backdoor Roth IRA and I should I have one?
There seems to be a cycle of financial terms du jour, one of the latest being backdoor Roth IRAs. It’s been bantered about,
especially targeted to those approaching retirement, yet many still don’t really know what it is.
A backdoor Roth IRA isn’t really a thing, rather a strategy to convert a traditional IRA into a Roth IRA for those whose income
maay be too high to contribute to a Roth IRA. It seems like it may be sneaky, especially given the name “backdoor” but it’s completely legal and an administrative procedure that’s been used for some time by those in the know.
Before we talk about how to do it, let’s talk about why you would want to do this? Roth IRA money is post tax which means you
pay taxes before contributing. The main benefit is that once that tax is paid, there’s no tax on withdrawals, including earnings, as long as you hold it for 5 years and wait until at least 59 ½ to withdraw.
Additional features that may make a Roth IRA
- There are no RMDs (Required
Minimum Distribution) at any age, as opposed to RMD at 70 ½ with traditional
- If you don’t need the money, leave
it to continue growing tax free until needed or for your heirs.
- Reduces possible tax burden during
- If you don’t need the money, leave
- Withdrawals of contributions are
allowed at any time without having to pay penalties or taxes.
- Heirs can spread withdrawals out
over many years and withdrawals are tax free, as opposed to traditional IRAs

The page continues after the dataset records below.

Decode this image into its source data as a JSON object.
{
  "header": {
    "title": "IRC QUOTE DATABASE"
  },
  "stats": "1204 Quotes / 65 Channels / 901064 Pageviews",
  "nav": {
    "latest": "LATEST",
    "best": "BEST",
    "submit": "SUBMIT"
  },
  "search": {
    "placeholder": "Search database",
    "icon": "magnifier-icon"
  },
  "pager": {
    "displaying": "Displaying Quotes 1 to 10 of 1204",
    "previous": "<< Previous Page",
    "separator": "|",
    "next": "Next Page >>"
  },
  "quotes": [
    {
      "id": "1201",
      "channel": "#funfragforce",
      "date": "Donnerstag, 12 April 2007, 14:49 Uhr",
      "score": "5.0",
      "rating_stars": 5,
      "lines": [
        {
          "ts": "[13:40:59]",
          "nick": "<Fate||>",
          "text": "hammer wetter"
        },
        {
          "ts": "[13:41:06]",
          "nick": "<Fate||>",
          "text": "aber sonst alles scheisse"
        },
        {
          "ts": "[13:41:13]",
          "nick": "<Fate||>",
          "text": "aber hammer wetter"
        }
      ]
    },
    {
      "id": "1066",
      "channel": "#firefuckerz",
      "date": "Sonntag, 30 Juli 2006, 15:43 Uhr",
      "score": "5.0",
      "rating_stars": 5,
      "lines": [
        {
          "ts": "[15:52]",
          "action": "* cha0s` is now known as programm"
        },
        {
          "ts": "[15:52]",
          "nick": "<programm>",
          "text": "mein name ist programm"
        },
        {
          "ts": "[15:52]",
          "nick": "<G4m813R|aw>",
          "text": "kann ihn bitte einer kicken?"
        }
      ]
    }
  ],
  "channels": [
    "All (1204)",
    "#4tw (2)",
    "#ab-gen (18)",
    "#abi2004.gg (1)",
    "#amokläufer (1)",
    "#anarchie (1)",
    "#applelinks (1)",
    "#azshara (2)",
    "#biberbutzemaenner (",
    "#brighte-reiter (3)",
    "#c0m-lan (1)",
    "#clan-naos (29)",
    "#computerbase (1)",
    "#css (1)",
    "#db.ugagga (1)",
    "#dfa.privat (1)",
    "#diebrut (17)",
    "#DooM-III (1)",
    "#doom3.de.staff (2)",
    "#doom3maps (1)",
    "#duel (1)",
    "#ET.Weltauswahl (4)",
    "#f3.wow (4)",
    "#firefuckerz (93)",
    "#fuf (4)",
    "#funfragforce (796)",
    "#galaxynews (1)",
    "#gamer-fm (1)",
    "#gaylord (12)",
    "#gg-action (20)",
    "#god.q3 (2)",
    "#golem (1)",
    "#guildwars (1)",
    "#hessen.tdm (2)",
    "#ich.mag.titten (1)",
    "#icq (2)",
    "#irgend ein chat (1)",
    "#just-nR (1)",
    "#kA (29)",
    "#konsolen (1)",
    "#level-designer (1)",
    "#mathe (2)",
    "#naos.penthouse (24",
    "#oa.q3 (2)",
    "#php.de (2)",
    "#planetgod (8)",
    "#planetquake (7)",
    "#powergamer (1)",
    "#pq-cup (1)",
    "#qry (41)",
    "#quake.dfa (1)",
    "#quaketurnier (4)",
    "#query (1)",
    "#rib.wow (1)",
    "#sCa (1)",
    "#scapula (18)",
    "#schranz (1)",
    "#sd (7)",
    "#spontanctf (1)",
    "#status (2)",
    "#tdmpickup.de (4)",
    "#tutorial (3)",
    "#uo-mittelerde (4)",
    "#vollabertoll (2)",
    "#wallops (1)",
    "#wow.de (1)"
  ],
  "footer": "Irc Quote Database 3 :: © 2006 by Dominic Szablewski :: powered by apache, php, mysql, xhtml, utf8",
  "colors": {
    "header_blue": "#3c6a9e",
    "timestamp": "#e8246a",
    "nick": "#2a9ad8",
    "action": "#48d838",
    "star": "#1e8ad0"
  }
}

where heirs must pay tax on distributions.
However, even with these benefits, deciding whether to Roth or not, is a personal decision. There are tax implications for
the year in which a conversion takes place and the taxes could be substantial. Additionally, if you anticipate earning significantly less during retirement than you currently make, the traditional IRA make be just the thing for you.
If you decide to convert, here’s how you go about it:
1. Open a Roth IRA if you don’t already have one.
2. Transfer funds from the traditional IRA to the Roth IRA. You can convert as much as you want but you may want to consider spreading the conversions across multiple years to spread out the tax burden and reduce the possibility of being bumped up to the next tax bracket.
a. The safest way to do this is directly from financial institution to financial institution to avoid withholding or risk of penalty.
i. If the IRAs are both at the same institution, contact them and request the transfer of funds.
ii. If they are at different institutions, you can direct the transfer from the institution where the Roth IRA is located. They will coordinate the transfer.
b. You can also opt to take an indirect rollover where the money is sent to you to deposit into your Roth IRA.
i. The institution holding the traditional IRA will withhold 20% for federal taxes.
ii. You will have 60 days to deposit the full balance, including the 20% amount withheld. If you miss the 60 day mark, you will owe an additional 10% penalty.
3. You’ll pay taxes on any contributions that were pre-tax or for which you took a tax deduction AND pay taxes on any earnings.
a. It’s highly recommended that you pay for the taxes out of pocket.
i. If you use an indirect rollover and use part of the proceeds to pay these taxes, the IRS will view it as a distribution and you will owe a 10% penalty on that money.
ii. There are pro-rata rules that are used to determine how much of your conversion amount will be taxed.
iii. These rules basically say that your conversion amount must include the same ratio of non-deductible funds that is in total of your traditional, SEP, and Simple IRAs.
iv. To calculate the taxable amount of your distribution:
- Add up all balances of all IRAs, including Simple IRAs and SEP. Do not include Roth IRA or non-IRA employer retirement plans.
- Add up all the post-tax dollars in all IRAs, including any post-tax employer retirement rollovers into IRAs.
- Divide the amount in #2 by the amount in #1 to determine the percentage of post-tax dollars in your IRAs. For example if you have $10,000 in post-tax dollars and your total IRA balance is $100,000, your percentage would be 10%.
- Multiply the percentage calculated in step 3 by the amount of your distribution which gives you the amount that is tax free. If you are converting $10,000, then $1,000 is tax free.
- Subtract the amount in #4 from your total distribution to determine the amount that is taxable. Using the same example, $9,000 is the amount that is taxable as ordinary income.
b. Taxes will be paid as part of your year-end return.
i. You’ll receive forms 1099 and 5498 that will reflect the distribution and conversion. Unfortunately, the 5498 form won’t be received until after April 15 since you have until then to contribute to IRAs.
Undertaking a Roth conversion could be a savvy long term move but the tax implications could be hefty. Be sure to evaluate it carefully and consult with your CPA before making a decision.